App and web page records:
================

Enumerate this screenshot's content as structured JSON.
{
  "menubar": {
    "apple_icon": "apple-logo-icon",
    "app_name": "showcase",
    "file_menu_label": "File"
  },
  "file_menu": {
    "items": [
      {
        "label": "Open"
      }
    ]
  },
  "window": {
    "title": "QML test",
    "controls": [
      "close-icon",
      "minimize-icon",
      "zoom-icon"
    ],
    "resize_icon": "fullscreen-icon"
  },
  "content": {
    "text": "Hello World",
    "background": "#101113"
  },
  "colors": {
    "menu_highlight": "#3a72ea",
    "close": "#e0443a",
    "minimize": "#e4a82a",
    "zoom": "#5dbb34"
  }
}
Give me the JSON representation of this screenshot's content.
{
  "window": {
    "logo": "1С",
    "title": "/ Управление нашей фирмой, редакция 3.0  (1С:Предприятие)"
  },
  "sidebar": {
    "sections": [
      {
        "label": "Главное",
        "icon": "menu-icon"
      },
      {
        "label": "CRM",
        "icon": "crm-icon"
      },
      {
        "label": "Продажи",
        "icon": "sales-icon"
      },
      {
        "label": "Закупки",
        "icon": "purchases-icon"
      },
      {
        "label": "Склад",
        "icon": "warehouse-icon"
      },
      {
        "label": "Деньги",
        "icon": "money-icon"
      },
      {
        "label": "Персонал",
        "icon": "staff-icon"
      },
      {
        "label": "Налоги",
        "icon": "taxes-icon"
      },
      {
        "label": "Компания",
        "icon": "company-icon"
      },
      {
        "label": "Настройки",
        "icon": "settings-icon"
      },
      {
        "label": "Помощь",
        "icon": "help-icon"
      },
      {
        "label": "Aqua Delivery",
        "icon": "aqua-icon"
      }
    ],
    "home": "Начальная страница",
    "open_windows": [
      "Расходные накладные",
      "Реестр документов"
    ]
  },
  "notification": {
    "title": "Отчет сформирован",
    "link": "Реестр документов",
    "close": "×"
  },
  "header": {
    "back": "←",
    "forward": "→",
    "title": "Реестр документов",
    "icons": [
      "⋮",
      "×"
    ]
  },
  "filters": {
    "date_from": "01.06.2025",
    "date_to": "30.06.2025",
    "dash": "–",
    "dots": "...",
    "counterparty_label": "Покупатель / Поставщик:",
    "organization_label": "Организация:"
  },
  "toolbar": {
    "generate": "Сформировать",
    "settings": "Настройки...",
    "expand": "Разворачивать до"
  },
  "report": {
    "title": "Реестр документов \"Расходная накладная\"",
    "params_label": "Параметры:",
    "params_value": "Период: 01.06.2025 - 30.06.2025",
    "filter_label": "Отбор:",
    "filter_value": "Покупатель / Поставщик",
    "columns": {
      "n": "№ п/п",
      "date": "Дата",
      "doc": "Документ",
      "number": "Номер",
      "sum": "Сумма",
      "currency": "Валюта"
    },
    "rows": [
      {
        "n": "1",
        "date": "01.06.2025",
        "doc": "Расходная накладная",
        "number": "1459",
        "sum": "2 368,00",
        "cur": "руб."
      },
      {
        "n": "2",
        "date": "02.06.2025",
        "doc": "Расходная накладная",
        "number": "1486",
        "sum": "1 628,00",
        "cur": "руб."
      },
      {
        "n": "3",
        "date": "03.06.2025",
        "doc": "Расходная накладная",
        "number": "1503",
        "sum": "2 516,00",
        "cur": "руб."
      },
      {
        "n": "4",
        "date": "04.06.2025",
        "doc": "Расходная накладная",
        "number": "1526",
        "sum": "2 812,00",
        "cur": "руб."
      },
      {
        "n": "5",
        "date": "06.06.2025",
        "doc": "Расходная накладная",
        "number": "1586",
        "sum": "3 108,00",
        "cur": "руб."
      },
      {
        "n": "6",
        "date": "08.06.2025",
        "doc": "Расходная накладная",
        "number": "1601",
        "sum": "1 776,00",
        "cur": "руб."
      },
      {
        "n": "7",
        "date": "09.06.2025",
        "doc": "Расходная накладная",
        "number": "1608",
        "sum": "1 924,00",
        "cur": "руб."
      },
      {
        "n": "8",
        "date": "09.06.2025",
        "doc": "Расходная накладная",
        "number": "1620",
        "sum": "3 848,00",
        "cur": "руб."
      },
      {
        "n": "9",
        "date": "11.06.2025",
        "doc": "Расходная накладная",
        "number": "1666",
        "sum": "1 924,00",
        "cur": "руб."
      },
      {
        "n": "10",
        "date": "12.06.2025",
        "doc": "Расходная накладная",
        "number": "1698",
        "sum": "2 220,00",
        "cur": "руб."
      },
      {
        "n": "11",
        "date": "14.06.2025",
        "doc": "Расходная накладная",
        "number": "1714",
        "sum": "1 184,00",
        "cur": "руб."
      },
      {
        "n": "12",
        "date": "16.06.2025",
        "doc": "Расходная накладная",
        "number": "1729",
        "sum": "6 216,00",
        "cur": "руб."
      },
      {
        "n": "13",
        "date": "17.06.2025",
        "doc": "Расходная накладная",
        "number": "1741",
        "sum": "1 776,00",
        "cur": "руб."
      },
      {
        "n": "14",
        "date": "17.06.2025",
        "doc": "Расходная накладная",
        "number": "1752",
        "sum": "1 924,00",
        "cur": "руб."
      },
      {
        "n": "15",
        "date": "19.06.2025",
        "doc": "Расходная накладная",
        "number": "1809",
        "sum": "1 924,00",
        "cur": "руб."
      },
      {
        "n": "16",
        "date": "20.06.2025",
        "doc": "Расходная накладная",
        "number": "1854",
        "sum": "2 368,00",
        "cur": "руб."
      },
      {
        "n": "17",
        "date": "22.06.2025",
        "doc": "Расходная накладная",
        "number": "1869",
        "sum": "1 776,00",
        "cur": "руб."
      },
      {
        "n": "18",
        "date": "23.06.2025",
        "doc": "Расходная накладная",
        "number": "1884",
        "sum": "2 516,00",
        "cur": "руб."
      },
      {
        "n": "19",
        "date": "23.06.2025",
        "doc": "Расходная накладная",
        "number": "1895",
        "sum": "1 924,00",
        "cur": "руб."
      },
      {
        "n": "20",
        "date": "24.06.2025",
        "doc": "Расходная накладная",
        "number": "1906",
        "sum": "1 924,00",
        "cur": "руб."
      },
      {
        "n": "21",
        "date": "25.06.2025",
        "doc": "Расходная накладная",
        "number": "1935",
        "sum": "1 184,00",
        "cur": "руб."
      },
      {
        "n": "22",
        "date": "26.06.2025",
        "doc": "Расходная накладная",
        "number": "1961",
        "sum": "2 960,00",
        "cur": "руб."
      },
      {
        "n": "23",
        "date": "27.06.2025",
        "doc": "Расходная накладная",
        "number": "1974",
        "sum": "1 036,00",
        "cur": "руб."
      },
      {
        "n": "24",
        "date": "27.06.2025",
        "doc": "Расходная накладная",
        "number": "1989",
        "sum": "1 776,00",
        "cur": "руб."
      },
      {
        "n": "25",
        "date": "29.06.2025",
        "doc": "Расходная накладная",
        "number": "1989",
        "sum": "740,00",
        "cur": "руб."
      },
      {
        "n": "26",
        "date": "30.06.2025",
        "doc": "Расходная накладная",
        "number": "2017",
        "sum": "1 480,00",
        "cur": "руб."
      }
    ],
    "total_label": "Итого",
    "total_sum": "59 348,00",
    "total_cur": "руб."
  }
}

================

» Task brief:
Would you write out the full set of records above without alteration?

» Exercise answer:
Enumerate this screenshot's content as structured JSON.
{
  "menubar": {
    "apple_icon": "apple-logo-icon",
    "app_name": "showcase",
    "file_menu_label": "File"
  },
  "file_menu": {
    "items": [
      {
        "label": "Open"
      }
    ]
  },
  "window": {
    "title": "QML test",
    "controls": [
      "close-icon",
      "minimize-icon",
      "zoom-icon"
    ],
    "resize_icon": "fullscreen-icon"
  },
  "content": {
    "text": "Hello World",
    "background": "#101113"
  },
  "colors": {
    "menu_highlight": "#3a72ea",
    "close": "#e0443a",
    "minimize": "#e4a82a",
    "zoom": "#5dbb34"
  }
}
Give me the JSON representation of this screenshot's content.
{
  "window": {
    "logo": "1С",
    "title": "/ Управление нашей фирмой, редакция 3.0  (1С:Предприятие)"
  },
  "sidebar": {
    "sections": [
      {
        "label": "Главное",
        "icon": "menu-icon"
      },
      {
        "label": "CRM",
        "icon": "crm-icon"
      },
      {
        "label": "Продажи",
        "icon": "sales-icon"
      },
      {
        "label": "Закупки",
        "icon": "purchases-icon"
      },
      {
        "label": "Склад",
        "icon": "warehouse-icon"
      },
      {
        "label": "Деньги",
        "icon": "money-icon"
      },
      {
        "label": "Персонал",
        "icon": "staff-icon"
      },
      {
        "label": "Налоги",
        "icon": "taxes-icon"
      },
      {
        "label": "Компания",
        "icon": "company-icon"
      },
      {
        "label": "Настройки",
        "icon": "settings-icon"
      },
      {
        "label": "Помощь",
        "icon": "help-icon"
      },
      {
        "label": "Aqua Delivery",
        "icon": "aqua-icon"
      }
    ],
    "home": "Начальная страница",
    "open_windows": [
      "Расходные накладные",
      "Реестр документов"
    ]
  },
  "notification": {
    "title": "Отчет сформирован",
    "link": "Реестр документов",
    "close": "×"
  },
  "header": {
    "back": "←",
    "forward": "→",
    "title": "Реестр документов",
    "icons": [
      "⋮",
      "×"
    ]
  },
  "filters": {
    "date_from": "01.06.2025",
    "date_to": "30.06.2025",
    "dash": "–",
    "dots": "...",
    "counterparty_label": "Покупатель / Поставщик:",
    "organization_label": "Организация:"
  },
  "toolbar": {
    "generate": "Сформировать",
    "settings": "Настройки...",
    "expand": "Разворачивать до"
  },
  "report": {
    "title": "Реестр документов \"Расходная накладная\"",
    "params_label": "Параметры:",
    "params_value": "Период: 01.06.2025 - 30.06.2025",
    "filter_label": "Отбор:",
    "filter_value": "Покупатель / Поставщик",
    "columns": {
      "n": "№ п/п",
      "date": "Дата",
      "doc": "Документ",
      "number": "Номер",
      "sum": "Сумма",
      "currency": "Валюта"
    },
    "rows": [
      {
        "n": "1",
        "date": "01.06.2025",
        "doc": "Расходная накладная",
        "number": "1459",
        "sum": "2 368,00",
        "cur": "руб."
      },
      {
        "n": "2",
        "date": "02.06.2025",
        "doc": "Расходная накладная",
        "number": "1486",
        "sum": "1 628,00",
        "cur": "руб."
      },
      {
        "n": "3",
        "date": "03.06.2025",
        "doc": "Расходная накладная",
        "number": "1503",
        "sum": "2 516,00",
        "cur": "руб."
      },
      {
        "n": "4",
        "date": "04.06.2025",
        "doc": "Расходная накладная",
        "number": "1526",
        "sum": "2 812,00",
        "cur": "руб."
      },
      {
        "n": "5",
        "date": "06.06.2025",
        "doc": "Расходная накладная",
        "number": "1586",
        "sum": "3 108,00",
        "cur": "руб."
      },
      {
        "n": "6",
        "date": "08.06.2025",
        "doc": "Расходная накладная",
        "number": "1601",
        "sum": "1 776,00",
        "cur": "руб."
      },
      {
        "n": "7",
        "date": "09.06.2025",
        "doc": "Расходная накладная",
        "number": "1608",
        "sum": "1 924,00",
        "cur": "руб."
      },
      {
        "n": "8",
        "date": "09.06.2025",
        "doc": "Расходная накладная",
        "number": "1620",
        "sum": "3 848,00",
        "cur": "руб."
      },
      {
        "n": "9",
        "date": "11.06.2025",
        "doc": "Расходная накладная",
        "number": "1666",
        "sum": "1 924,00",
        "cur": "руб."
      },
      {
        "n": "10",
        "date": "12.06.2025",
        "doc": "Расходная накладная",
        "number": "1698",
        "sum": "2 220,00",
        "cur": "руб."
      },
      {
        "n": "11",
        "date": "14.06.2025",
        "doc": "Расходная накладная",
        "number": "1714",
        "sum": "1 184,00",
        "cur": "руб."
      },
      {
        "n": "12",
        "date": "16.06.2025",
        "doc": "Расходная накладная",
        "number": "1729",
        "sum": "6 216,00",
        "cur": "руб."
      },
      {
        "n": "13",
        "date": "17.06.2025",
        "doc": "Расходная накладная",
        "number": "1741",
        "sum": "1 776,00",
        "cur": "руб."
      },
      {
        "n": "14",
        "date": "17.06.2025",
        "doc": "Расходная накладная",
        "number": "1752",
        "sum": "1 924,00",
        "cur": "руб."
      },
      {
        "n": "15",
        "date": "19.06.2025",
        "doc": "Расходная накладная",
        "number": "1809",
        "sum": "1 924,00",
        "cur": "руб."
      },
      {
        "n": "16",
        "date": "20.06.2025",
        "doc": "Расходная накладная",
        "number": "1854",
        "sum": "2 368,00",
        "cur": "руб."
      },
      {
        "n": "17",
        "date": "22.06.2025",
        "doc": "Расходная накладная",
        "number": "1869",
        "sum": "1 776,00",
        "cur": "руб."
      },
      {
        "n": "18",
        "date": "23.06.2025",
        "doc": "Расходная накладная",
        "number": "1884",
        "sum": "2 516,00",
        "cur": "руб."
      },
      {
        "n": "19",
        "date": "23.06.2025",
        "doc": "Расходная накладная",
        "number": "1895",
        "sum": "1 924,00",
        "cur": "руб."
      },
      {
        "n": "20",
        "date": "24.06.2025",
        "doc": "Расходная накладная",
        "number": "1906",
        "sum": "1 924,00",
        "cur": "руб."
      },
      {
        "n": "21",
        "date": "25.06.2025",
        "doc": "Расходная накладная",
        "number": "1935",
        "sum": "1 184,00",
        "cur": "руб."
      },
      {
        "n": "22",
        "date": "26.06.2025",
        "doc": "Расходная накладная",
        "number": "1961",
        "sum": "2 960,00",
        "cur": "руб."
      },
      {
        "n": "23",
        "date": "27.06.2025",
        "doc": "Расходная накладная",
        "number": "1974",
        "sum": "1 036,00",
        "cur": "руб."
      },
      {
        "n": "24",
        "date": "27.06.2025",
        "doc": "Расходная накладная",
        "number": "1989",
        "sum": "1 776,00",
        "cur": "руб."
      },
      {
        "n": "25",
        "date": "29.06.2025",
        "doc": "Расходная накладная",
        "number": "1989",
        "sum": "740,00",
        "cur": "руб."
      },
      {
        "n": "26",
        "date": "30.06.2025",
        "doc": "Расходная накладная",
        "number": "2017",
        "sum": "1 480,00",
        "cur": "руб."
      }
    ],
    "total_label": "Итого",
    "total_sum": "59 348,00",
    "total_cur": "руб."
  }
}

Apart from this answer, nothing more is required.